* [Problem statement]
Every entry that follows must be written out exactly, apart from its pictures.

* [Record set]
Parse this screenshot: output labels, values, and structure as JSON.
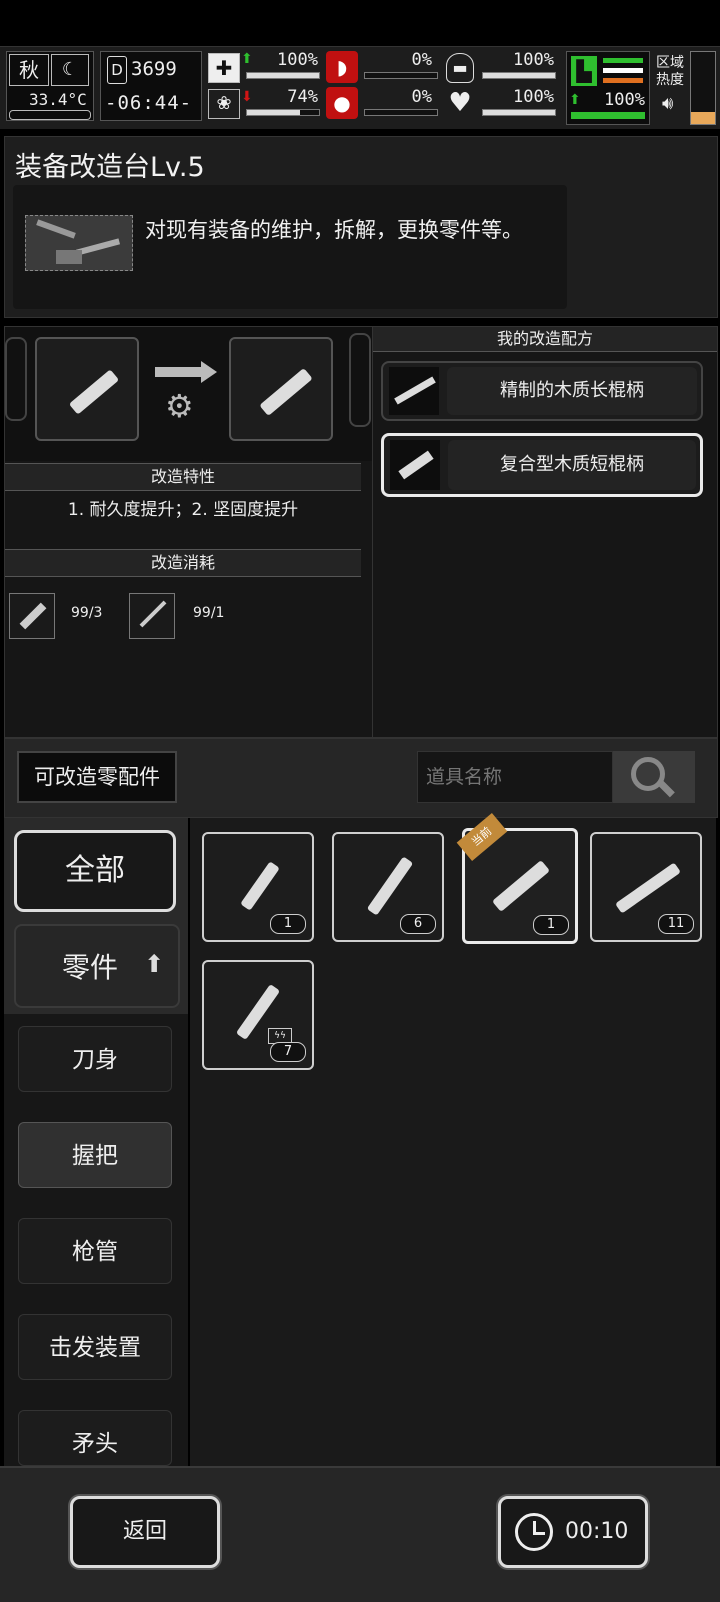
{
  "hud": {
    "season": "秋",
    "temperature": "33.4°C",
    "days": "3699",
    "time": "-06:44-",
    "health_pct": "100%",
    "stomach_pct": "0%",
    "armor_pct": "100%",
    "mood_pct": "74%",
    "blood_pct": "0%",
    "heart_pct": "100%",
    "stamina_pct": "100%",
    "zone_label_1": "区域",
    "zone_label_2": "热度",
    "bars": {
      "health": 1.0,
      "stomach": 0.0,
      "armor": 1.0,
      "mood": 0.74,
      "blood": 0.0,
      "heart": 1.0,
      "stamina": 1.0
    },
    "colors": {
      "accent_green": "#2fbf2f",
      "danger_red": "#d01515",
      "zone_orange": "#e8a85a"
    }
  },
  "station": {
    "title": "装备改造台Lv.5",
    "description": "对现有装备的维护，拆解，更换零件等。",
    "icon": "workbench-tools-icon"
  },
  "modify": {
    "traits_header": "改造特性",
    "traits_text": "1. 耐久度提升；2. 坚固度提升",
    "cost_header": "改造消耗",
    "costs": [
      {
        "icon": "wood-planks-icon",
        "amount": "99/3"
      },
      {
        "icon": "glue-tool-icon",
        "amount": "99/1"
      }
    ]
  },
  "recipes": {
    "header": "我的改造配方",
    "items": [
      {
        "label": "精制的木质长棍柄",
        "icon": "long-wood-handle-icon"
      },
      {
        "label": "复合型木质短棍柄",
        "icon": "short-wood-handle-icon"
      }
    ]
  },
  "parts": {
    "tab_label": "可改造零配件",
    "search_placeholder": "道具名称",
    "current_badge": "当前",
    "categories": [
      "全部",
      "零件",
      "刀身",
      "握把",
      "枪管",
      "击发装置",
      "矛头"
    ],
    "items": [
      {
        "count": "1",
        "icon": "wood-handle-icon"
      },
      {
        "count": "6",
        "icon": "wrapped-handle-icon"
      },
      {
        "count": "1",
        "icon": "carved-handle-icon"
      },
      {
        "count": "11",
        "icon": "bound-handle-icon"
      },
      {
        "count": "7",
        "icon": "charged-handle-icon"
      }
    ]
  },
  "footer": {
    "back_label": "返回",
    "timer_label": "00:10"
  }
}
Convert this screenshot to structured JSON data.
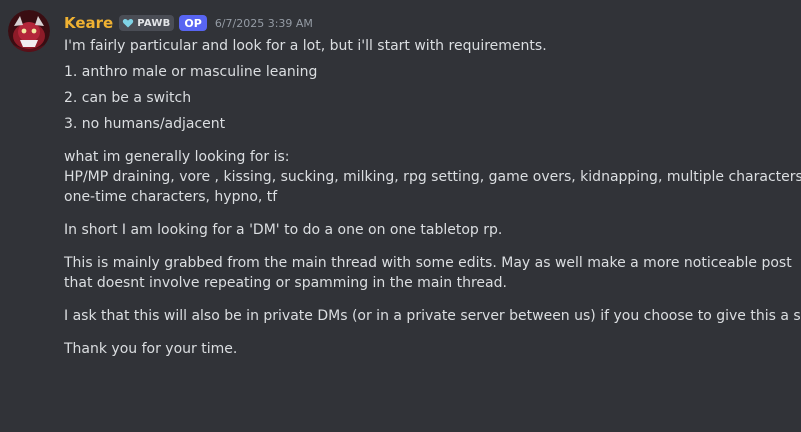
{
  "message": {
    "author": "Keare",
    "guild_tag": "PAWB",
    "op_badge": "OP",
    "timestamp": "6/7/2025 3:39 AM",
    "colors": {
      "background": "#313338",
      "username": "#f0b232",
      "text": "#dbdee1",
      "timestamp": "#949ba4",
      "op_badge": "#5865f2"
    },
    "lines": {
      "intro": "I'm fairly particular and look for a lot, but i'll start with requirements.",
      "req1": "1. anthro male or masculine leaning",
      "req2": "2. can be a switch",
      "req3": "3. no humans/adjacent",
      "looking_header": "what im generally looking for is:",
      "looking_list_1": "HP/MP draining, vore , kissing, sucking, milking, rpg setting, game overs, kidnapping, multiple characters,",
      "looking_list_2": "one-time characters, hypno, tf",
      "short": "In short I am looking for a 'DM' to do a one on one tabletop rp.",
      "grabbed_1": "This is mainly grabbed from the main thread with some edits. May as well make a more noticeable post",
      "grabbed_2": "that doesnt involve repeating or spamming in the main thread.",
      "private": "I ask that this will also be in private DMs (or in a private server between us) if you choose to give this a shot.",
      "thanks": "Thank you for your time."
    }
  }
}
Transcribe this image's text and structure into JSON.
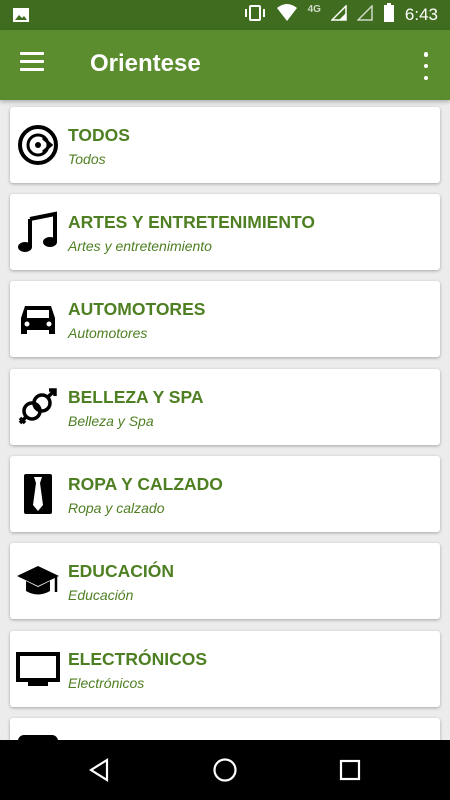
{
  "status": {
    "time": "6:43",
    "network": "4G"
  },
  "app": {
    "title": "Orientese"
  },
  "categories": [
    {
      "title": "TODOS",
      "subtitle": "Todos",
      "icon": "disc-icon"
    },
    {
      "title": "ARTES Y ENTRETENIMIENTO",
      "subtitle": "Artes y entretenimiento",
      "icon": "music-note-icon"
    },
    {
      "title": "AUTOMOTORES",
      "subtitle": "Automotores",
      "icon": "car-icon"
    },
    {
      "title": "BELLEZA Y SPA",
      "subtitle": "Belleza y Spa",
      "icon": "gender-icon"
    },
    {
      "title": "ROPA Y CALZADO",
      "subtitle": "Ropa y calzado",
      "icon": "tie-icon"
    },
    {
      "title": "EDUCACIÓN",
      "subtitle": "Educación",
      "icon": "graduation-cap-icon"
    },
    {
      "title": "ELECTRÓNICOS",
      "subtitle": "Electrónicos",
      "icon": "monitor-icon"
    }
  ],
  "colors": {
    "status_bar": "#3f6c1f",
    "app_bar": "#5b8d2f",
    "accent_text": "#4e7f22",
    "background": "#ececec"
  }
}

* [Written solution]
Parse this screenshot: output labels, values, and structure as JSON.
{
  "hud": {
    "season": "秋",
    "temperature": "33.4°C",
    "days": "3699",
    "time": "-06:44-",
    "health_pct": "100%",
    "stomach_pct": "0%",
    "armor_pct": "100%",
    "mood_pct": "74%",
    "blood_pct": "0%",
    "heart_pct": "100%",
    "stamina_pct": "100%",
    "zone_label_1": "区域",
    "zone_label_2": "热度",
    "bars": {
      "health": 1.0,
      "stomach": 0.0,
      "armor": 1.0,
      "mood": 0.74,
      "blood": 0.0,
      "heart": 1.0,
      "stamina": 1.0
    },
    "colors": {
      "accent_green": "#2fbf2f",
      "danger_red": "#d01515",
      "zone_orange": "#e8a85a"
    }
  },
  "station": {
    "title": "装备改造台Lv.5",
    "description": "对现有装备的维护，拆解，更换零件等。",
    "icon": "workbench-tools-icon"
  },
  "modify": {
    "traits_header": "改造特性",
    "traits_text": "1. 耐久度提升；2. 坚固度提升",
    "cost_header": "改造消耗",
    "costs": [
      {
        "icon": "wood-planks-icon",
        "amount": "99/3"
      },
      {
        "icon": "glue-tool-icon",
        "amount": "99/1"
      }
    ]
  },
  "recipes": {
    "header": "我的改造配方",
    "items": [
      {
        "label": "精制的木质长棍柄",
        "icon": "long-wood-handle-icon"
      },
      {
        "label": "复合型木质短棍柄",
        "icon": "short-wood-handle-icon"
      }
    ]
  },
  "parts": {
    "tab_label": "可改造零配件",
    "search_placeholder": "道具名称",
    "current_badge": "当前",
    "categories": [
      "全部",
      "零件",
      "刀身",
      "握把",
      "枪管",
      "击发装置",
      "矛头"
    ],
    "items": [
      {
        "count": "1",
        "icon": "wood-handle-icon"
      },
      {
        "count": "6",
        "icon": "wrapped-handle-icon"
      },
      {
        "count": "1",
        "icon": "carved-handle-icon"
      },
      {
        "count": "11",
        "icon": "bound-handle-icon"
      },
      {
        "count": "7",
        "icon": "charged-handle-icon"
      }
    ]
  },
  "footer": {
    "back_label": "返回",
    "timer_label": "00:10"
  }
}
Convert this screenshot to structured JSON data.
{
  "message": {
    "author": "Keare",
    "guild_tag": "PAWB",
    "op_badge": "OP",
    "timestamp": "6/7/2025 3:39 AM",
    "colors": {
      "background": "#313338",
      "username": "#f0b232",
      "text": "#dbdee1",
      "timestamp": "#949ba4",
      "op_badge": "#5865f2"
    },
    "lines": {
      "intro": "I'm fairly particular and look for a lot, but i'll start with requirements.",
      "req1": "1. anthro male or masculine leaning",
      "req2": "2. can be a switch",
      "req3": "3. no humans/adjacent",
      "looking_header": "what im generally looking for is:",
      "looking_list_1": "HP/MP draining, vore , kissing, sucking, milking, rpg setting, game overs, kidnapping, multiple characters,",
      "looking_list_2": "one-time characters, hypno, tf",
      "short": "In short I am looking for a 'DM' to do a one on one tabletop rp.",
      "grabbed_1": "This is mainly grabbed from the main thread with some edits. May as well make a more noticeable post",
      "grabbed_2": "that doesnt involve repeating or spamming in the main thread.",
      "private": "I ask that this will also be in private DMs (or in a private server between us) if you choose to give this a shot.",
      "thanks": "Thank you for your time."
    }
  }
}
Transcribe this image's text and structure into JSON.
{
  "status": {
    "time": "6:43",
    "network": "4G"
  },
  "app": {
    "title": "Orientese"
  },
  "categories": [
    {
      "title": "TODOS",
      "subtitle": "Todos",
      "icon": "disc-icon"
    },
    {
      "title": "ARTES Y ENTRETENIMIENTO",
      "subtitle": "Artes y entretenimiento",
      "icon": "music-note-icon"
    },
    {
      "title": "AUTOMOTORES",
      "subtitle": "Automotores",
      "icon": "car-icon"
    },
    {
      "title": "BELLEZA Y SPA",
      "subtitle": "Belleza y Spa",
      "icon": "gender-icon"
    },
    {
      "title": "ROPA Y CALZADO",
      "subtitle": "Ropa y calzado",
      "icon": "tie-icon"
    },
    {
      "title": "EDUCACIÓN",
      "subtitle": "Educación",
      "icon": "graduation-cap-icon"
    },
    {
      "title": "ELECTRÓNICOS",
      "subtitle": "Electrónicos",
      "icon": "monitor-icon"
    }
  ],
  "colors": {
    "status_bar": "#3f6c1f",
    "app_bar": "#5b8d2f",
    "accent_text": "#4e7f22",
    "background": "#ececec"
  }
}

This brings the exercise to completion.